A new study by researchers from Stanford University revealed that infertility and poor semen quality could be signs of other more serious health problems that are not related to fertility.
The study, which involved over 9,000 male subjects that were seeking help for infertility problems over the period of 1994 to 2011, discovered that men with low sperm cell counts, bad sperm motility and other impairments in semen production were more likely to have other health problems. These health problems include heart and vascular issues such as high blood pressure, skin problems and endocrine disorders.
Published in the Fertility and Sterility journal, the study supports previous studies that discovered the connection between the poor production of semen and an increased cancer risk and early death for men.
"We found a lot of correlations between semen production and medical conditions that we never knew about," said Michael Eisenberg, the study's lead author and Stanford's male reproductive medicine and surgery director.
Eisenberg proposed that, since fertility seems to be a marker for general health, all men should have their semen production checked, regardless of whether or not they are having infertility problems or are not yet trying to conceive with their partner.
The research shows remarkable details on the connections between fertility and male health. However, researchers have not yet been able to pinpoint why there is such a connection.
It is also not yet determined if the poor production of semen is the cause of underlying health problems or if the opposite is true, that untreated health problems or the treatments themselves lead to infertility.
Eisenberg also adds the possibility that health problems and infertility are both caused by a genetic malfunction. Up to 15 percent of the genetic makeup of a man is connected with reproduction, and it is possible that these genes are also a part of other significant roles with the body. If such genes malfunction, both fertility and general health could end up being affected.
Urologist James Smith, UCSF male reproductive health director, believes that the research by Eisenberg opens up avenues for further research in male infertility.
Experts in fertility problems said that further research based on the findings of the study could lead to more possibilities in treating infertility. For example, the treatment of hypertension could lead to an improvement in semen production.
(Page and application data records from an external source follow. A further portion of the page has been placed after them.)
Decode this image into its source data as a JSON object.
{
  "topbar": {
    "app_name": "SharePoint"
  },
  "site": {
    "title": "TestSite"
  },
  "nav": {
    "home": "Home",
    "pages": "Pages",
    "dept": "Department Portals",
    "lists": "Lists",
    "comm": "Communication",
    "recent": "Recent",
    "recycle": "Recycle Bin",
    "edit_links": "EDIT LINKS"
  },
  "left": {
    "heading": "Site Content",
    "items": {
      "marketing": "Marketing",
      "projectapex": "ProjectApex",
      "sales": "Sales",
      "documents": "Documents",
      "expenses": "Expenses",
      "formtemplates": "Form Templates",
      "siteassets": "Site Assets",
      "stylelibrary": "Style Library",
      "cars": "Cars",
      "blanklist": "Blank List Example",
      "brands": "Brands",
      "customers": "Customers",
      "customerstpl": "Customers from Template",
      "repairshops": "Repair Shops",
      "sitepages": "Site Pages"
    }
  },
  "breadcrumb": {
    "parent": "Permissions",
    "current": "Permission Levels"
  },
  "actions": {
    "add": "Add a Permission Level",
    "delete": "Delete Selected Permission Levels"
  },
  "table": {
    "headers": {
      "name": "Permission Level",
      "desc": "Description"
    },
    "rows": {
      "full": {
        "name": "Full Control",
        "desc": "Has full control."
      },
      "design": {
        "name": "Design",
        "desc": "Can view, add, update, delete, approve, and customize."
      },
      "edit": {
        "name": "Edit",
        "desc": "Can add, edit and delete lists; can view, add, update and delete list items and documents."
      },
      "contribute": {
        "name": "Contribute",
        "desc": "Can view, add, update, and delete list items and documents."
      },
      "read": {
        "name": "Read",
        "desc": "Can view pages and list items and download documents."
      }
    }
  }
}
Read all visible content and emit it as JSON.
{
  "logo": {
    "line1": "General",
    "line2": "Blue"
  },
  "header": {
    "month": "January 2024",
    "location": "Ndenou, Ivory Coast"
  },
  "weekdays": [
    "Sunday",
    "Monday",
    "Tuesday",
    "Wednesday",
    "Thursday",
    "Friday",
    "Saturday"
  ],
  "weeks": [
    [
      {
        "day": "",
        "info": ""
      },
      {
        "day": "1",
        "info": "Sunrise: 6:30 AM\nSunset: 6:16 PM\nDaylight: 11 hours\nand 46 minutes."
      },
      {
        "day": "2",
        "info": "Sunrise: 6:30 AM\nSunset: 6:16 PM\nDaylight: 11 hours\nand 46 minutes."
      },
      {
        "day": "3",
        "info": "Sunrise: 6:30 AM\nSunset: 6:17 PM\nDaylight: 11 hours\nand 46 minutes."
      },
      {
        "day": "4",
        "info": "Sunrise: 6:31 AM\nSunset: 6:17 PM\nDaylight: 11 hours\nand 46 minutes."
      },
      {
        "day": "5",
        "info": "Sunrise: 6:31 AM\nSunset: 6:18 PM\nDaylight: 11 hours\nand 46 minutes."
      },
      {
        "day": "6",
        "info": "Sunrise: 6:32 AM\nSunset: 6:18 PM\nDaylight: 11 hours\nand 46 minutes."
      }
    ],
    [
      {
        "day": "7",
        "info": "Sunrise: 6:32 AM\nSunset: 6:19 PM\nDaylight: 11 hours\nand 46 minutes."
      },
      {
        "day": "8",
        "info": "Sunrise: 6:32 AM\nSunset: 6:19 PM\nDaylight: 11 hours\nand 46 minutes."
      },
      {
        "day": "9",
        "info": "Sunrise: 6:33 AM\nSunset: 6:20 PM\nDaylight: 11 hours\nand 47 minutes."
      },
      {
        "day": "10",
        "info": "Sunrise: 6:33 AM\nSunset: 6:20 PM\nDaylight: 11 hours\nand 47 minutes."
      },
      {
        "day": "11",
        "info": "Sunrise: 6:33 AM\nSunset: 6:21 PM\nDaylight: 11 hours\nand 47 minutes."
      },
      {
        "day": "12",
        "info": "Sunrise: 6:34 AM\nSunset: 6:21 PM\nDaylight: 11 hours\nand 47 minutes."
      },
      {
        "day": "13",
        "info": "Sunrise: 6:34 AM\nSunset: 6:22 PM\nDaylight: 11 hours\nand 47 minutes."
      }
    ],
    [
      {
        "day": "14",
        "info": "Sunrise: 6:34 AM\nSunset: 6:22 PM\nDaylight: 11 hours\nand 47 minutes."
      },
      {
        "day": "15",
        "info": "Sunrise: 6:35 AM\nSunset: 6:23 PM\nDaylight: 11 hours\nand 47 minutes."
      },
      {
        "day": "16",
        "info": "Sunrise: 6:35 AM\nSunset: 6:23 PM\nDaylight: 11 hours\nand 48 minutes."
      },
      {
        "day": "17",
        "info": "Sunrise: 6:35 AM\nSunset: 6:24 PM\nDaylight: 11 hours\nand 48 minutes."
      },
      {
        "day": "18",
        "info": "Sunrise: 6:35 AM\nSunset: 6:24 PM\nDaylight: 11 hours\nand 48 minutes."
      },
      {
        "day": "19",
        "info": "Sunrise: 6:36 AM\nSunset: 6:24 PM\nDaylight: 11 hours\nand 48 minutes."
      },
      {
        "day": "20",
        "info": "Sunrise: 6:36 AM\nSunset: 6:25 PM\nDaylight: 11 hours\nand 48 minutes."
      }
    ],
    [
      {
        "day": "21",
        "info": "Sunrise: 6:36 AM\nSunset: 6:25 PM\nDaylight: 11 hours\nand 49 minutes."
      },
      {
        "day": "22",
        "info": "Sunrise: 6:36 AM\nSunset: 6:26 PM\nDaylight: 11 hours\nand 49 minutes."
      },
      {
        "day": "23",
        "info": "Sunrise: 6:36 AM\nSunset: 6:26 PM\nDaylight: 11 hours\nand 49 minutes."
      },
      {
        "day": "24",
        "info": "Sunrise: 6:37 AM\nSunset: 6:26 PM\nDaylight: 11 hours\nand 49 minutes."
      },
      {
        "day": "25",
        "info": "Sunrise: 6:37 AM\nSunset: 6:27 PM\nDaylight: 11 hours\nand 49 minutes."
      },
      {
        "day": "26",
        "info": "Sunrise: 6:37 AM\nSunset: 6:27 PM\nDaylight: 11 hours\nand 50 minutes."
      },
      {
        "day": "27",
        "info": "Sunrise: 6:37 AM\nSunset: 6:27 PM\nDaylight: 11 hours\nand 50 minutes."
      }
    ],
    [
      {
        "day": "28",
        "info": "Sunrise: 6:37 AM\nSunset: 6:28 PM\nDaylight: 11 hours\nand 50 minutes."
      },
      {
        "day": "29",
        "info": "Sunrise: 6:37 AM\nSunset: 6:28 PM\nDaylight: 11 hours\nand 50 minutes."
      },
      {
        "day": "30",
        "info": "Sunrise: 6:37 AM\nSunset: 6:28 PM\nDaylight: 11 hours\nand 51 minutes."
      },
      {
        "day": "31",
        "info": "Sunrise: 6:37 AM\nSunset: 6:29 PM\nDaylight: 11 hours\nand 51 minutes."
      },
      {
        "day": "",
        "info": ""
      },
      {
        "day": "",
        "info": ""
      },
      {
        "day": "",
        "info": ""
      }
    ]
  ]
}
It is also possible that certain medications for the treatment of high blood pressure could lead to infertility, in which case the offending drugs will likely not be prescribed for men that are still trying to grow their family.